Territory Stories

Parliamentary record : Part I debates (27 February 1990)

Details:

Title

Parliamentary record : Part I debates (27 February 1990)

Collection

Debates for 5th Assembly 1987 - 1990; ParliamentNT; Parliamentary Record; 5th Assembly 1987 - 1990

Date

1990-02-27

Notes

Made available by the Legislative Assembly of the Northern Territory

Language

English

Subject

Debates

Publisher name

Northern Territory Legislative Assembly

Place of publication

Darwin

File type

application/pdf

Use

Attribution International 4.0 (CC BY 4.0)

Copyright owner

Legislative Assembly of the Northern Territory

License

https://creativecommons.org/licenses/by/4.0/

Parent handle

https://hdl.handle.net/10070/220388

Citation address

https://hdl.handle.net/10070/699398

Page content

DEBATES - Tuesday 27 February 1990 However, it was a bit like a mirage - too good to be true. Whilst the promi se of thi s money was attractive to any government serious about doing somethi ng about the 'black spots' in its road system, it was somethi ng of a fatal attraction. Attached to this money was a big stick called the Prime Minister's 10-point road safety package. We were told that, unless the Territory accepted every condition contained in the 10 points of this proposal, we would not receive a cent of the $110m. As it turned out, our share was to be a lousy $5m over 3 years and, with that amount, we were expected to fix up the major problems on Northern Territory roads. We were expected to adopt the 10-point plan with no exceptions and no questions asked. It was all or nothing. As well, the states and territories were expected to contribute $40m over and above their current commitments. When we are talking about road funding, road safety and people's lives, we can do without that type of blackmailing mentality. It is very hard to obtain a sensible response when dealing with this federal government. In my time as transport minister, I have had to deal with 7 federal counterparts in 3 years.
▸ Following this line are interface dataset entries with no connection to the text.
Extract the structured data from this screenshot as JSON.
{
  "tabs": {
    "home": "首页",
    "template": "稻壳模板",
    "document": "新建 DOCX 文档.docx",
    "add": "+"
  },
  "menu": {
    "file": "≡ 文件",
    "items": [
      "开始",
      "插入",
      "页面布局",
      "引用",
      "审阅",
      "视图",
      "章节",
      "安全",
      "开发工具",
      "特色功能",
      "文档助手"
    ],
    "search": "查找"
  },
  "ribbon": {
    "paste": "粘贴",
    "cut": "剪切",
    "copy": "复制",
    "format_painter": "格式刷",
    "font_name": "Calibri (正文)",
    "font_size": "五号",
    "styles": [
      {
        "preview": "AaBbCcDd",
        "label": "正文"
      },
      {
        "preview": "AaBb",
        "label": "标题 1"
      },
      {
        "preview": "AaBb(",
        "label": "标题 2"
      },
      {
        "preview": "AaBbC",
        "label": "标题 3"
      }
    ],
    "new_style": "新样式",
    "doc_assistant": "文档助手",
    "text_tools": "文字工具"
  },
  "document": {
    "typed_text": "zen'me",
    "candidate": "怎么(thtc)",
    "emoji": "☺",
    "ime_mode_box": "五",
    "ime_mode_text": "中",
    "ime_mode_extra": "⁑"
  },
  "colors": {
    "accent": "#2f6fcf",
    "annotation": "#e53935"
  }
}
That incl udes a couple of junior and senior teams and 1 recycled minister. That is 7 times that I have had to try to get the message across that the Territory has problems which are unique to this part of the world. These include the problem of historical neglect of Territory roads, the problem of remote areas, diverse and difficult conditions, and a road network which is 2.5 times the national average per head of population. Unfortunately, we are dealing with a mentality which does not understand or does not want to understand. Let me give an example of how hard it is to deal with these people. On 16 August 1988, the then federal Mi ni ster for Transport, Peter Morri s, made this statement in relation to demands by motorist associations for increased road fundi ng as a method of reduci ng the carnage on our roads: 'The associations' claims that there would be a horrendous increase in road deaths because roads would deteriorate following road funding reductions were simplistic and dishonest'. Mr Speaker, there you have it. The then federal Minister for Transport denied a link between road funding and road safety. Yet, 3 months earlier, on 12 April 1988, this very same minister issued a press release which included these words: '"Better roads had been shown to have substantially reduced Australia's road death toll", the Minister for Transport and Communications Support, Peter Morris, said today'. How is that for muddled thinking? In April, better roads saved lives but, by August, anyone who said that better roads saved lives was dishonest and simplistic. Mr Speaker, if you think the federal government has got its act together with the Prime Minister's 10-point plan, that is just wishful thinking again. In launching his 10-point plan, the Prime Minister stated: 'For every $0. 5m spent on roads, 1 1 ife woul d be saved. Of course, wi th every life saved, 10 serious injuries are prevented'. In terms of the economic cost of that 1 death and those 10 serious injuries, that $0.5m spent on roads represents a good investment. The Bureau of Transport Economics indicates that it costs thi s country $6000m every year for the 3000 people who di e on our roads and the 30 000 who are i nj ured. Of course, road fatalities are not simply a matter of statistics and dollars and cents. Road accidents relate to people. I do not think that there would be a member in this Chamber today who has not been associated in some way with some unfortunate event on the roads. For that reason, I thi nk it is criminal that the federal government has money to spend on our roads but is cynically withholding that money in order to score some cheap political points. This is occurring despite the fact that the Prime Minister and the Land Transport Minister, Mr Brown, have advocated the connection between 8782


Aboriginal and Torres Strait Islander people are advised that this website may contain the names, voices and images of people who have died, as well as other culturally sensitive content. Please be aware that some collection items may use outdated phrases or words which reflect the attitude of the creator at the time, and are now considered offensive.

We use temporary cookies on this site to provide functionality.
By continuing to use this site without changing your settings, you consent to our use of cookies.